Objectives:

Naming of alarm symptoms based on a recent case study.

Methods:

Description of a recent case supplemented with data from the literature.

Results:

The patient is a 46 year old woman who was admitted in 2007 with abdominal pain, an epileptic seizure and weakness, interpreted as a Guillain-Barre syndrome. In 2011 she was readmitted with severe abdominal pain, diarrhea, volatile psychotic symptoms and seizures, following a short period of excessive alcohol consumption. During admission she developed progressive weakness in the upper arms, shooting pains in the limbs and a feeling of tightness. Impaired abdominal breathing was suspected. Again, Guillain-Barré syndrome was considered, but additional studies did not support this diagnosis. Because of the recurrent character of symptomatology following alcohol abuse, acute (intermittent) porphyria was considered diagnostically. The dark-colored urine indeed contained significantly increased delta-aminolevulinic-acid and porphobilinogen concentrations. Additional (genetic) diagnosis follows.

Conclusion:

A recurrent disease course with severe gastrointestinal, neurological and psychiatric symptoms, following alcoholabuse, is suspect for AIP.

Type
Research Article
Copyright
Copyright © European Psychiatric Association 2013

Access options

Get access to the full version of this content by using one of the access options below. (Log in options will check for institutional or personal access. Content may require purchase if you do not have access.)
Submit a response

Comments

No Comments have been published for this article.
1
Cited by

Save article to Kindle

To save this article to your Kindle, first ensure coreplatform@cambridge.org is added to your Approved Personal Document E-mail List under your Personal Document Settings on the Manage Your Content and Devices page of your Amazon account. Then enter the ‘name’ part of your Kindle email address below. Find out more about saving to your Kindle.

Note you can select to save to either the @free.kindle.com or @kindle.com variations. ‘@free.kindle.com’ emails are free but can only be saved to your device when it is connected to wi-fi. ‘@kindle.com’ emails can be delivered even when you are not connected to wi-fi, but note that service fees apply.

Find out more about the Kindle Personal Document Service.

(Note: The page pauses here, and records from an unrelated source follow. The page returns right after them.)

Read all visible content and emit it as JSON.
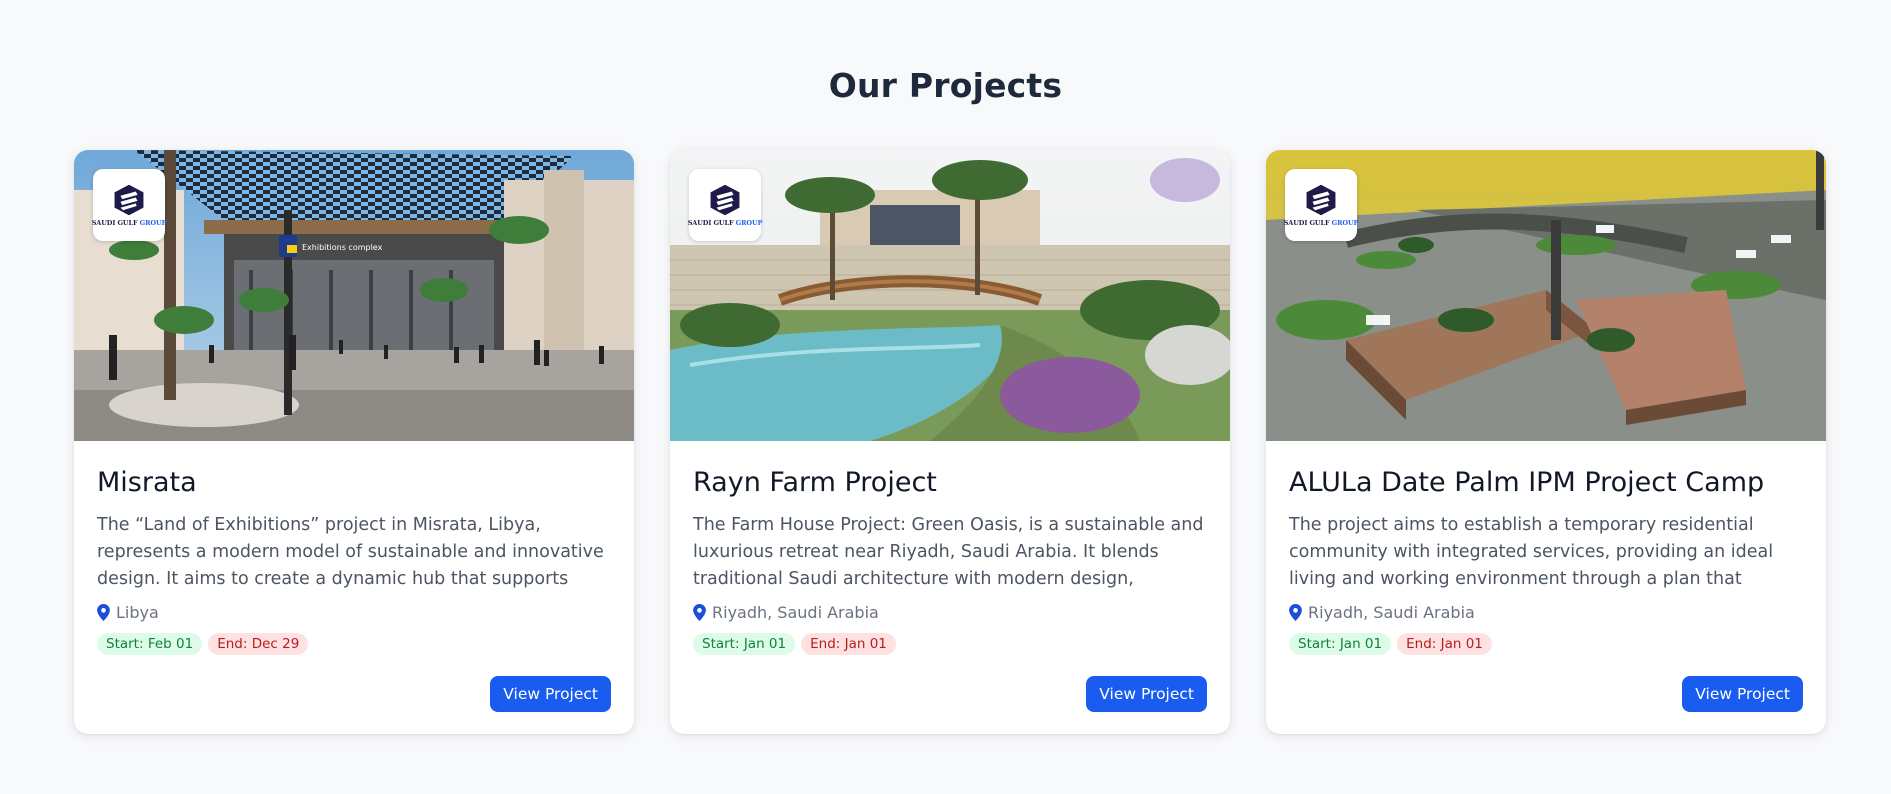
{
  "section": {
    "title": "Our Projects"
  },
  "logo": {
    "text_main": "SAUDI GULF ",
    "text_group": "GROUP"
  },
  "projects": [
    {
      "title": "Misrata",
      "description": "The “Land of Exhibitions” project in Misrata, Libya, represents a modern model of sustainable and innovative design. It aims to create a dynamic hub that supports economic, cultural, and...",
      "location": "Libya",
      "start": "Start: Feb 01",
      "end": "End: Dec 29",
      "button": "View Project",
      "image_text": "Exhibitions complex"
    },
    {
      "title": "Rayn Farm Project",
      "description": "The Farm House Project: Green Oasis, is a sustainable and luxurious retreat near Riyadh, Saudi Arabia. It blends traditional Saudi architecture with modern design, creating a serene...",
      "location": "Riyadh, Saudi Arabia",
      "start": "Start: Jan 01",
      "end": "End: Jan 01",
      "button": "View Project"
    },
    {
      "title": "ALULa Date Palm IPM Project Camp",
      "description": "The project aims to establish a temporary residential community with integrated services, providing an ideal living and working environment through a plan that balances...",
      "location": "Riyadh, Saudi Arabia",
      "start": "Start: Jan 01",
      "end": "End: Jan 01",
      "button": "View Project"
    }
  ],
  "colors": {
    "accent": "#1a5cf0",
    "start_badge_bg": "#dcfce7",
    "end_badge_bg": "#fee2e2",
    "pin": "#1d4ed8"
  }
}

536 – Acute Intermittent Porphyria and Cycloid Psychosis
Available formats
×

Save article to Dropbox

To save this article to your Dropbox account, please select one or more formats and confirm that you agree to abide by our usage policies. If this is the first time you used this feature, you will be asked to authorise Cambridge Core to connect with your Dropbox account. Find out more about saving content to Dropbox.

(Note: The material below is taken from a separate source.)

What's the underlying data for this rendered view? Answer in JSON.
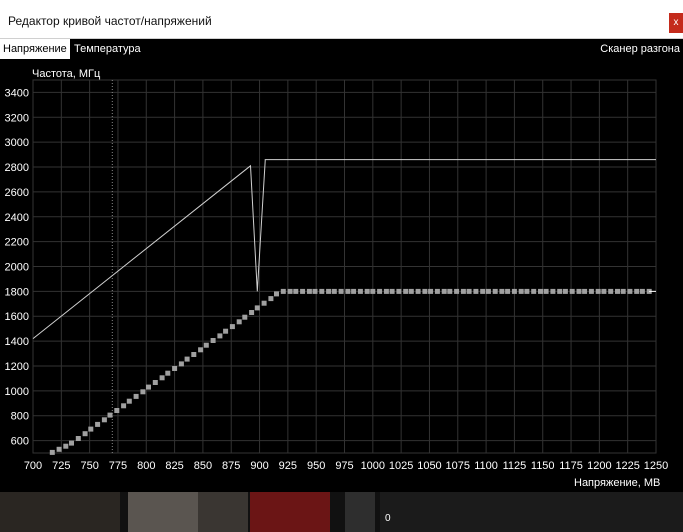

536 – Acute Intermittent Porphyria and Cycloid Psychosis
Available formats
×

Save article to Google Drive

To save this article to your Google Drive account, please select one or more formats and confirm that you agree to abide by our usage policies. If this is the first time you used this feature, you will be asked to authorise Cambridge Core to connect with your Google Drive account. Find out more about saving content to Google Drive.

536 – Acute Intermittent Porphyria and Cycloid Psychosis
Available formats
×
×

Reply to: Submit a response

Please enter your response.

Your details

Please enter a valid email address.

Conflicting interests

Do you have any conflicting interests? *